Similarly, we must see a particular urgency about our own salvation – as individuals and as communities – in this text.  This is an apocalyptic text, which clearly echoes themes in Daniel, Ezekiel, and foreshadows Revelation.  Our salvation is dependent upon how we treat one another in the here and now!  Notice, in this parable, there is no questioning of the sheep and the goats as to what they believe, who there pastor was, or even if they gave money to the temple!  It is entirely based on how they treated the least of these!  And lest we think this is the only text that demands social justice as a requirement for our salvation, there are over 300 biblical texts that address matters of social justice and instruct us how to treat the least of these, including Proverbs 14:31 which clearly underlies this text in Matthew when it instructs, “Those who oppress the poor insult their Maker, but those who are kind to the needy honor him.” (5) (6)

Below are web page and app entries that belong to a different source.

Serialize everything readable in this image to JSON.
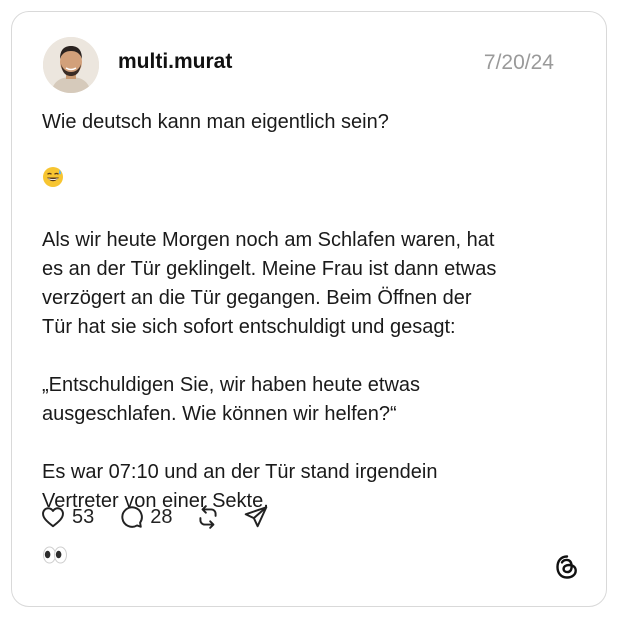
{
  "post": {
    "username": "multi.murat",
    "date": "7/20/24",
    "paragraphs": [
      "Wie deutsch kann man eigentlich sein?",
      "Als wir heute Morgen noch am Schlafen waren, hat\nes an der Tür geklingelt. Meine Frau ist dann etwas\nverzögert an die Tür gegangen. Beim Öffnen der\nTür hat sie sich sofort entschuldigt und gesagt:",
      "„Entschuldigen Sie, wir haben heute etwas\nausgeschlafen. Wie können wir helfen?“",
      "Es war 07:10 und an der Tür stand irgendein\nVertreter von einer Sekte."
    ],
    "emojis": [
      "grinning-sweat-emoji",
      "eyes-emoji"
    ]
  },
  "actions": {
    "likes": "53",
    "replies": "28",
    "like_icon": "heart-icon",
    "reply_icon": "speech-bubble-icon",
    "repost_icon": "repost-icon",
    "share_icon": "send-icon"
  },
  "brand": {
    "logo_icon": "threads-logo-icon"
  }
}
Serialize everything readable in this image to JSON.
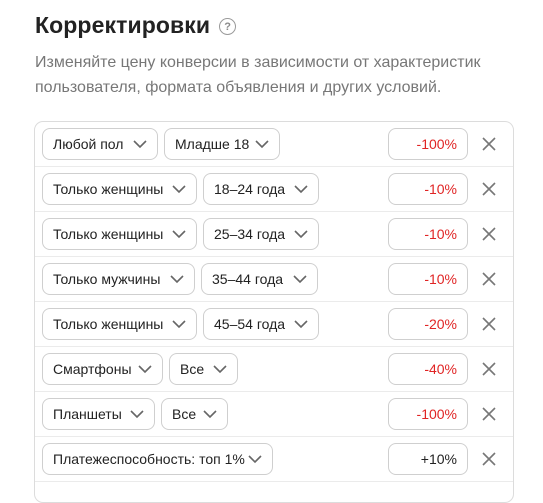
{
  "header": {
    "title": "Корректировки",
    "help_icon": "question-circle-icon",
    "help_glyph": "?"
  },
  "description": "Изменяйте цену конверсии в зависимости от характеристик пользователя, формата объявления и других условий.",
  "colors": {
    "negative": "#e02424",
    "positive": "#222222",
    "border": "#cfcfcf"
  },
  "rows": [
    {
      "first": "Любой пол",
      "second": "Младше 18",
      "value": "-100%"
    },
    {
      "first": "Только женщины",
      "second": "18–24 года",
      "value": "-10%"
    },
    {
      "first": "Только женщины",
      "second": "25–34 года",
      "value": "-10%"
    },
    {
      "first": "Только мужчины",
      "second": "35–44 года",
      "value": "-10%"
    },
    {
      "first": "Только женщины",
      "second": "45–54 года",
      "value": "-20%"
    },
    {
      "first": "Смартфоны",
      "second": "Все",
      "value": "-40%"
    },
    {
      "first": "Планшеты",
      "second": "Все",
      "value": "-100%"
    },
    {
      "first": "Платежеспособность: топ 1%",
      "second": null,
      "value": "+10%"
    }
  ]
}
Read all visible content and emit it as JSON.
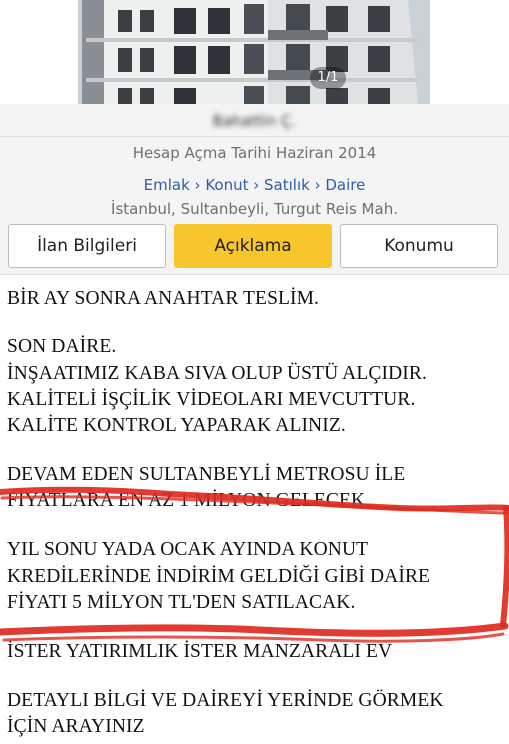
{
  "gallery": {
    "counter": "1/1"
  },
  "seller": {
    "name": "Bahattin Ç.",
    "account_date": "Hesap Açma Tarihi Haziran 2014"
  },
  "breadcrumb": "Emlak › Konut › Satılık › Daire",
  "location": "İstanbul, Sultanbeyli, Turgut Reis Mah.",
  "tabs": [
    {
      "label": "İlan Bilgileri",
      "active": false
    },
    {
      "label": "Açıklama",
      "active": true
    },
    {
      "label": "Konumu",
      "active": false
    }
  ],
  "description": {
    "lines": [
      "BİR AY SONRA ANAHTAR TESLİM.",
      "SON DAİRE.",
      "İNŞAATIMIZ KABA SIVA OLUP ÜSTÜ ALÇIDIR.",
      "KALİTELİ İŞÇİLİK VİDEOLARI MEVCUTTUR.",
      "KALİTE KONTROL YAPARAK ALINIZ.",
      "DEVAM EDEN SULTANBEYLİ METROSU İLE",
      "FİYATLARA EN AZ 1 MİLYON GELECEK.",
      "YIL SONU YADA OCAK AYINDA KONUT",
      "KREDİLERİNDE İNDİRİM GELDİĞİ GİBİ DAİRE",
      "FİYATI 5 MİLYON TL'DEN SATILACAK.",
      "İSTER YATIRIMLIK İSTER MANZARALI EV",
      "DETAYLI BİLGİ VE DAİREYİ YERİNDE GÖRMEK",
      "İÇİN ARAYINIZ"
    ]
  },
  "colors": {
    "accent_tab": "#f7c52c",
    "link": "#2b5fa8",
    "annotation": "#e02a1f"
  }
}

Finally, and this is essential to the text and to our interpretation of it, it is clear that this care for the poor, the weak, the marginalized, the outcast, is not a task to be done, a campaign to be waged, a project to be managed.  This care, compassion, hospitality is a lifestyle!  And we know this because those who are sheep are surprised, actually confounded, by the notion that they did anything special.  “Exactly when did we do all this wonderful stuff to and for you, Jesus?”  If we do things, no matter how nice and helpful they may be, in order to get our salvation, the equation falls apart.  Compassion is a lifestyle that has to be practiced, like any discipline, over and over, again and again, every chance one gets.  And if it doesn’t seem to come naturally, “Fake it till you make it.”  Your soul depends on it!

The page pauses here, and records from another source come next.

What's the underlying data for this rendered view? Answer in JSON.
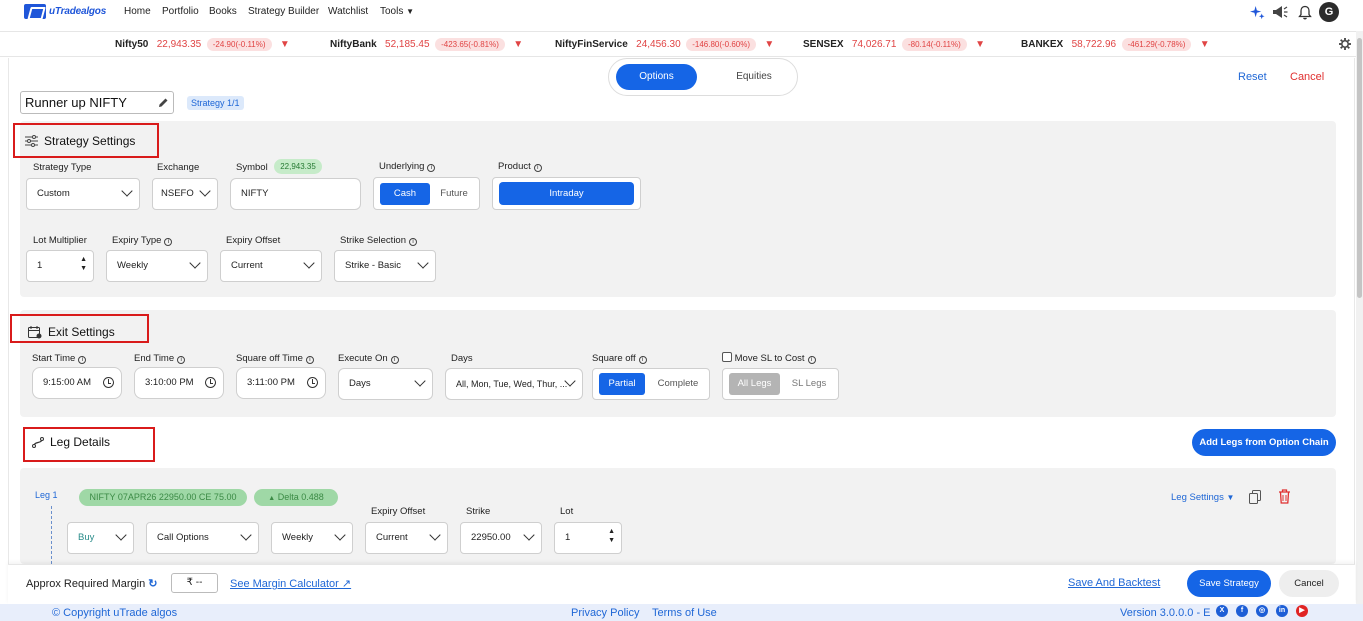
{
  "nav": {
    "logo_text": "uTradealgos",
    "items": [
      "Home",
      "Portfolio",
      "Books",
      "Strategy Builder",
      "Watchlist",
      "Tools"
    ],
    "avatar_initial": "G"
  },
  "ticker": [
    {
      "name": "Nifty50",
      "value": "22,943.35",
      "change": "-24.90(-0.11%)"
    },
    {
      "name": "NiftyBank",
      "value": "52,185.45",
      "change": "-423.65(-0.81%)"
    },
    {
      "name": "NiftyFinService",
      "value": "24,456.30",
      "change": "-146.80(-0.60%)"
    },
    {
      "name": "SENSEX",
      "value": "74,026.71",
      "change": "-80.14(-0.11%)"
    },
    {
      "name": "BANKEX",
      "value": "58,722.96",
      "change": "-461.29(-0.78%)"
    }
  ],
  "mode_toggle": {
    "options": "Options",
    "equities": "Equities"
  },
  "actions": {
    "reset": "Reset",
    "cancel": "Cancel"
  },
  "strategy": {
    "name": "Runner up NIFTY",
    "badge": "Strategy 1/1"
  },
  "strategy_settings": {
    "title": "Strategy Settings",
    "strategy_type_label": "Strategy Type",
    "strategy_type": "Custom",
    "exchange_label": "Exchange",
    "exchange": "NSEFO",
    "symbol_label": "Symbol",
    "symbol_price": "22,943.35",
    "symbol": "NIFTY",
    "underlying_label": "Underlying",
    "underlying_cash": "Cash",
    "underlying_future": "Future",
    "product_label": "Product",
    "product": "Intraday",
    "lot_multiplier_label": "Lot Multiplier",
    "lot_multiplier": "1",
    "expiry_type_label": "Expiry Type",
    "expiry_type": "Weekly",
    "expiry_offset_label": "Expiry Offset",
    "expiry_offset": "Current",
    "strike_selection_label": "Strike Selection",
    "strike_selection": "Strike - Basic"
  },
  "exit_settings": {
    "title": "Exit Settings",
    "start_time_label": "Start Time",
    "start_time": "9:15:00 AM",
    "end_time_label": "End Time",
    "end_time": "3:10:00 PM",
    "square_off_time_label": "Square off Time",
    "square_off_time": "3:11:00 PM",
    "execute_on_label": "Execute On",
    "execute_on": "Days",
    "days_label": "Days",
    "days": "All, Mon, Tue, Wed, Thur, ...",
    "square_off_label": "Square off",
    "square_off_partial": "Partial",
    "square_off_complete": "Complete",
    "move_sl_label": "Move SL to Cost",
    "all_legs": "All Legs",
    "sl_legs": "SL Legs"
  },
  "leg_details": {
    "title": "Leg Details",
    "add_legs_button": "Add Legs from Option Chain",
    "leg_label": "Leg 1",
    "contract": "NIFTY 07APR26 22950.00 CE 75.00",
    "delta": "Delta 0.488",
    "leg_settings": "Leg Settings",
    "side": "Buy",
    "option_type": "Call Options",
    "expiry_type": "Weekly",
    "expiry_offset_label": "Expiry Offset",
    "expiry_offset": "Current",
    "strike_label": "Strike",
    "strike": "22950.00",
    "lot_label": "Lot",
    "lot": "1"
  },
  "bottom": {
    "margin_label": "Approx Required Margin",
    "margin_value": "₹ --",
    "margin_calc": "See Margin Calculator ↗",
    "save_backtest": "Save And Backtest",
    "save_strategy": "Save Strategy",
    "cancel": "Cancel"
  },
  "footer": {
    "copyright": "© Copyright uTrade algos",
    "privacy": "Privacy Policy",
    "terms": "Terms of Use",
    "version": "Version 3.0.0.0 - E"
  },
  "colors": {
    "accent": "#1565e6",
    "danger": "#e03030",
    "success_bg": "#9fd8a6"
  }
}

So, my beloved, we have power and we are called to use this power on behalf of those who are “the least of these.”  And lets be honest, even if we feel like we are on the bottom rung of the ladder of life, it doesn’t take a minute to look around and find someone more down on their luck, in a deeper well of despair, hurting more than we are.  Our task…  No, it isn’t a task.  Our ultimate and eternal calling, is to nurture a lifestyle in ourselves and our communities where all are fed, no one is thirsty, all are welcome and no one sick, those who imprisoned know they are loved.  And may we all live up to the words of one of the greatest admirers of Jesus, Mahatma Ghandi, when he said, “A nation’s greatness is measured by how it treats its weakest members.” (7)

May it be so.



(2 )

(3) November 15th, 2011 at 8:14 am response by Trudy Stoffel on The Hardest Question blog “Drawing Lines Between // “The Other:”

Is our tendency toward selfishness and judgment by nature, or by design?”

by Mike Stavlundat found online at

(4) For a great explication of this concept, see:

“The Politics of Matthew 25:31-46,” Timothy F. Simpson, Political Theology, 2011.

Found online at:

(5) My thinking on this was, in part, inspired from: “Four Spiritual Practices for Preaching on Matthew 25,” Carl Gregg, Patheos, 2011.  Found online at:

(6) I like the list of Jesus’ ministry to the marginalized found in Commentary, Matthew 25:31-46, Carla Works, Preaching This Week,, 2011.

Found online at:

“The charge to care for the poor and the disadvantaged can be found throughout scripture, but it is especially exhibited in the ministry of Jesus. In this Gospel, Christ has announced the arrival of God’s kingdom while he cures the sick (e.g., 8:28-9:8, 9:18-38; 12:9-14; 14:34-36; 15:29-31), welcomes the despised (9:9-13), and provides food for the hungry (14:13-21; 15:32-39). He orders his disciples to carry on his ministry by doing likewise (10:5-15, 40-42).”

(7) This, and several other perfect quotes for today’s topic, can be found online at: